Phase I adjuvant trial of multi-epitope p53 vaccine for patients with squamous cell carcinoma of the head and neck (SCCHN): A pr

Average: 4.5 (2 votes)

Author(s): P. Andrade, A. Deleo, C. Visus, L. Butterfield, A. Argiris, R. L. Ferris; University of Pittsburgh Cancer Institute, Pittsburgh, PA



Background: Alteration in the tumor suppressor protein, p53, is one of the most common events in human cancers. Since most mutations of p53 are associated with accumulation of p53, the nonmutated portions of protein are readily accessible to degradation into wild type (wt) sequence peptides for immune recognition by T lymphocytes.

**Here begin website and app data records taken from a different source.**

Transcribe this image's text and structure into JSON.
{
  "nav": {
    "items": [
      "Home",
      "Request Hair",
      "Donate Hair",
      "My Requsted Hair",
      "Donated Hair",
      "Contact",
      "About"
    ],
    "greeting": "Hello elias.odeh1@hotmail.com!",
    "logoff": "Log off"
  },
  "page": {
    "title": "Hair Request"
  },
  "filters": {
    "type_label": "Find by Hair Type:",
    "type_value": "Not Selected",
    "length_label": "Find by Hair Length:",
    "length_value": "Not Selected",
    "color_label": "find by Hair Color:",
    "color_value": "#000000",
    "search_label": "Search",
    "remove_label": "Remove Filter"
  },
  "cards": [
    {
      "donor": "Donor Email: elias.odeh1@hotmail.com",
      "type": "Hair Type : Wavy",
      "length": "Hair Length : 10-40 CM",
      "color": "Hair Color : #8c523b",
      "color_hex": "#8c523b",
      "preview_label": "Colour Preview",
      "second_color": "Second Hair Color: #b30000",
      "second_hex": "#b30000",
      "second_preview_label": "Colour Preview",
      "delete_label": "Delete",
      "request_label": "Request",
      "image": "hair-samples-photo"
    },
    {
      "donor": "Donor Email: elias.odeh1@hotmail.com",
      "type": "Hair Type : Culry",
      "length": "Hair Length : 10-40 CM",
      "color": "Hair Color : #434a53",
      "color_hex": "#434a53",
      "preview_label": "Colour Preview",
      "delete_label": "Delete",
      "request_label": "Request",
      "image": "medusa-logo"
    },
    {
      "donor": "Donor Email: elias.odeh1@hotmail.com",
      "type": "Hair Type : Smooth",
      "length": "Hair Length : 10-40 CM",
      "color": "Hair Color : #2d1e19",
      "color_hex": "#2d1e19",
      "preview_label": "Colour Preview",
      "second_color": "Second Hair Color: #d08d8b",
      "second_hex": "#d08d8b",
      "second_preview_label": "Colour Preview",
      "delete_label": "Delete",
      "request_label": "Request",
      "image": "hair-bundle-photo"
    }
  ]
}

Methods: A phase I trial was conducted in stage I-IVa patients (pts) with SCCHN with no active disease using autologous dendritic cells (DC) loaded with two HLA-A*0201-restricted T cell-defined p53 peptides alone (Arm 1, 5 pts), plus either a wt p53 helper peptide (Arm 2, 5 pts) or nonspecific helper peptide (dervied from tetanus toxoid, Arm 3, 6 pts). The accrual goal is 24 patients, divided into the 3 arms. Each pt received 3 intranodal vaccinations at 2-week intervals. The primary endpoint was immunological response using ELISPOT, tetramer or delayed type hypersensitivity (DTH)reactions to p53 peptides.


Results: 16 pts have been vaccinated so far. Erythema or hematoma were observed at vaccine injection sites in two pts. At 15-mo median follow-up, 11/16 pts are alive without evidence of disease, 2 developed disease recurrence, and 1 pt developed a second primary lung cancer. Two have died of unrelated causes. Immunological analyses of the SCCHN patients' responses to immunization indicate responses to both HLA-A2 binding peptides. Tetramer frequencies for p53-specific CTL or IFN-gamma ELISPOT assays indicated a 5/16 responders. Ongoing correlative analyses include characterization of human papillomavirus (HPV) infection, HLA, antigen processing machinery, and staining with soluble T cell receptor for HLA-A2-p53 peptide complexes on tumor cells.


Conclusions: Adjuvant p53 peptide-loaded DC-based vaccination is feasible and safe in pts with SCCHN. A phase II wt p53-based vaccine trial will be proposed based on the most efficacious regimen used in this trial.